For the data below, please report each line where the word "JSON" is found.

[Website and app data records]
= = = =
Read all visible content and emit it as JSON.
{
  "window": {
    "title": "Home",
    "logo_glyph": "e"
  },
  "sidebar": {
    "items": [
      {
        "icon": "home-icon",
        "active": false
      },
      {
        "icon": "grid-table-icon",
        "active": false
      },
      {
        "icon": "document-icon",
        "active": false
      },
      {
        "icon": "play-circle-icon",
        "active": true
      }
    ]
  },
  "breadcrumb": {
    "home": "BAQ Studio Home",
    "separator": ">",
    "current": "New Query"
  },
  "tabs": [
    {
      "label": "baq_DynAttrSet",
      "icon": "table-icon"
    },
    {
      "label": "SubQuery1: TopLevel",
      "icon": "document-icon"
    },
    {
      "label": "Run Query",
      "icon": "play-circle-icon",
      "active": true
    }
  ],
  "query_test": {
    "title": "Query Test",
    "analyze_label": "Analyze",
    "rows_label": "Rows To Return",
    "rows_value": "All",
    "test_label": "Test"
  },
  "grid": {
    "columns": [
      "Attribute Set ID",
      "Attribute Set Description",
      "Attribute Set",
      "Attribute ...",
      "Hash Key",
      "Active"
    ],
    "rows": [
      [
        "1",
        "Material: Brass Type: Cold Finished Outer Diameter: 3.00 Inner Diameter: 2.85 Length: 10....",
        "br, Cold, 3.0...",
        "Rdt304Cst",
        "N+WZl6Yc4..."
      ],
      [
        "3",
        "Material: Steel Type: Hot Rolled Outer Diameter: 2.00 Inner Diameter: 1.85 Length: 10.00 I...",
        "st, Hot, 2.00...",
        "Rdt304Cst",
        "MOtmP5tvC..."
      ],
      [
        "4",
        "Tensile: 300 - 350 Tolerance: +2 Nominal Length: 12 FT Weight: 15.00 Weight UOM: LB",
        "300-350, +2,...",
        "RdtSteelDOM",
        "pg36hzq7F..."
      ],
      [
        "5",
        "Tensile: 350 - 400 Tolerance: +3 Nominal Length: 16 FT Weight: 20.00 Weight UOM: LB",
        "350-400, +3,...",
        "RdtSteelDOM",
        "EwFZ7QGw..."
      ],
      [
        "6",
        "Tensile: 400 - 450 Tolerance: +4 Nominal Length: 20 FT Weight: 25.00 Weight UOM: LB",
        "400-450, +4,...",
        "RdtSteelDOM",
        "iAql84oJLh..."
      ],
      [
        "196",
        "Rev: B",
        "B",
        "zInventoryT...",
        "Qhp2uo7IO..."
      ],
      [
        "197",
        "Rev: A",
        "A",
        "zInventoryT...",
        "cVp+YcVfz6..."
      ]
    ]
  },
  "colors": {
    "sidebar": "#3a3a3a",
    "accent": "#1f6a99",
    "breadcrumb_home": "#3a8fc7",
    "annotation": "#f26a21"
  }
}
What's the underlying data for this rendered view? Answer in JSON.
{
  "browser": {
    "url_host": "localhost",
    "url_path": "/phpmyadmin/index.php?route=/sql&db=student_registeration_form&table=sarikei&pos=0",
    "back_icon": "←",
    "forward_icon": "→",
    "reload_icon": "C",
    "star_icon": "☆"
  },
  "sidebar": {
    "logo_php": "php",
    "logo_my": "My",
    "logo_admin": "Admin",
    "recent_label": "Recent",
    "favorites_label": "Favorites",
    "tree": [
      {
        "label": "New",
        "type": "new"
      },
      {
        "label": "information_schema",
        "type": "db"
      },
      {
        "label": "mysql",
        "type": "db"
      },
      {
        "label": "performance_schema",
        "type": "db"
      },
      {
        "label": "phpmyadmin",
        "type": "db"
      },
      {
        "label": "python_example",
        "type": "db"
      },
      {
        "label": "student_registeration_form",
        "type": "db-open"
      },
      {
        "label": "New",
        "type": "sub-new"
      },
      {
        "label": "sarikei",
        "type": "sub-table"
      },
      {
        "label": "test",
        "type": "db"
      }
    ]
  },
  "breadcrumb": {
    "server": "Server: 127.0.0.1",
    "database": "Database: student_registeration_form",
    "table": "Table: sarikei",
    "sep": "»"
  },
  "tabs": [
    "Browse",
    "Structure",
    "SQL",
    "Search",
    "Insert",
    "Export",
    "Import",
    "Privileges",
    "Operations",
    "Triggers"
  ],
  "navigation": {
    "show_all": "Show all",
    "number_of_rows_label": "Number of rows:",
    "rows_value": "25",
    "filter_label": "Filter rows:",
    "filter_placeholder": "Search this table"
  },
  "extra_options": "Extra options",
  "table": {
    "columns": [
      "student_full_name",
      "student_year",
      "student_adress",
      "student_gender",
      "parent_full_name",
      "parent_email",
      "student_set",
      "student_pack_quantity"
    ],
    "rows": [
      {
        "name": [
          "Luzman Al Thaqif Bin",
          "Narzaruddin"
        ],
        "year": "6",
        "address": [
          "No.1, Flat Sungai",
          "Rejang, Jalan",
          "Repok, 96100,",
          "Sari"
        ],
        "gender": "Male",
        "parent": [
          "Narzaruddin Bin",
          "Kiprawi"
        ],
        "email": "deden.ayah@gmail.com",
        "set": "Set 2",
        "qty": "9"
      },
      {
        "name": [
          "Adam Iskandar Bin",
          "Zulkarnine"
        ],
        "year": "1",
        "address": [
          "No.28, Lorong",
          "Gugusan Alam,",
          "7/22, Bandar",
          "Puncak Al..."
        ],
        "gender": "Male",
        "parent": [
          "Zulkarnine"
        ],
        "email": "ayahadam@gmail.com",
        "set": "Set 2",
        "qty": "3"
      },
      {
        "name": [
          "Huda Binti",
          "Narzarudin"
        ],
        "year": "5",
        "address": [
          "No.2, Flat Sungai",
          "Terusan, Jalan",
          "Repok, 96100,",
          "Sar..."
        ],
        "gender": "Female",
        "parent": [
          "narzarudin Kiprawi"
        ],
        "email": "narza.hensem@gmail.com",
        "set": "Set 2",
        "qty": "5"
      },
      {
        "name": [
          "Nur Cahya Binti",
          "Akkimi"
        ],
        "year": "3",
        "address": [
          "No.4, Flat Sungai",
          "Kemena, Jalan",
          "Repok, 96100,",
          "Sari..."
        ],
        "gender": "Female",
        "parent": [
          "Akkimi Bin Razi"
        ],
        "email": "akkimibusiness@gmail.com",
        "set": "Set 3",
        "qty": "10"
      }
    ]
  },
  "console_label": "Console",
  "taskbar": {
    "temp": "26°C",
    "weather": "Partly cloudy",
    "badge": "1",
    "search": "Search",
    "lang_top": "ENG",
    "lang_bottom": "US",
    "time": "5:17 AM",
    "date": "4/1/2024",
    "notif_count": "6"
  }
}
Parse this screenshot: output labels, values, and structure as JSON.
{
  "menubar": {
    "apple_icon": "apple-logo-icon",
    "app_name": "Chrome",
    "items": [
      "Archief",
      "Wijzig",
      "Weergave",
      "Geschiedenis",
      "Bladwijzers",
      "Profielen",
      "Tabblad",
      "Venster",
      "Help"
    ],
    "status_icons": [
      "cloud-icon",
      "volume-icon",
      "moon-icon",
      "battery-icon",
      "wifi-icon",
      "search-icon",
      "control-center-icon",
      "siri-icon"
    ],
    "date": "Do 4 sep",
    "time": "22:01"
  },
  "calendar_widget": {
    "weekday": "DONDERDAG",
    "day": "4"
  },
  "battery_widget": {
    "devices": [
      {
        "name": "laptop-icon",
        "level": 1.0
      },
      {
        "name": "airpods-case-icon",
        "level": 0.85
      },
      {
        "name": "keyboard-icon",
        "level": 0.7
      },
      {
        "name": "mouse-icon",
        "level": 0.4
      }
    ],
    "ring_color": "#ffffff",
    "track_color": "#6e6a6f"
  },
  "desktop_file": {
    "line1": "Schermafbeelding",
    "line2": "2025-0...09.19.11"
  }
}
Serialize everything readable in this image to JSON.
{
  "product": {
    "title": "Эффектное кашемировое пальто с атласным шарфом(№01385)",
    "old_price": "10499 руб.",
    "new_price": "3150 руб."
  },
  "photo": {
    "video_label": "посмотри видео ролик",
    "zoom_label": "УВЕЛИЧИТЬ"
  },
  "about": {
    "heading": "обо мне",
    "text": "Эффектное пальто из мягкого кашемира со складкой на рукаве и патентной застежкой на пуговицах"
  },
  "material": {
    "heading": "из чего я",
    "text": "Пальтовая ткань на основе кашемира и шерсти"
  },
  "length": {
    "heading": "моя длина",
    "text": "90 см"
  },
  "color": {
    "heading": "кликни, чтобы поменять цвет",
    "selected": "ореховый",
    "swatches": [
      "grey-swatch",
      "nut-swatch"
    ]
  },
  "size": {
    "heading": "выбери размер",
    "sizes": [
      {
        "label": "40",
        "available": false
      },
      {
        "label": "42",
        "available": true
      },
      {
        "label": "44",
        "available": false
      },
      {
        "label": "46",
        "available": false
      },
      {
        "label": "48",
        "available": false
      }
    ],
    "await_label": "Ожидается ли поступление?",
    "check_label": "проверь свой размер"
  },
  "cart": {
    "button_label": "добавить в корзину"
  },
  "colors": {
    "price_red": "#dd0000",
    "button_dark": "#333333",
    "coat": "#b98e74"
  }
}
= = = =
§ FINISHED EXERCISE
Read all visible content and emit it as JSON.
What's the underlying data for this rendered view? Answer in JSON.
Parse this screenshot: output labels, values, and structure as JSON.
Serialize everything readable in this image to JSON.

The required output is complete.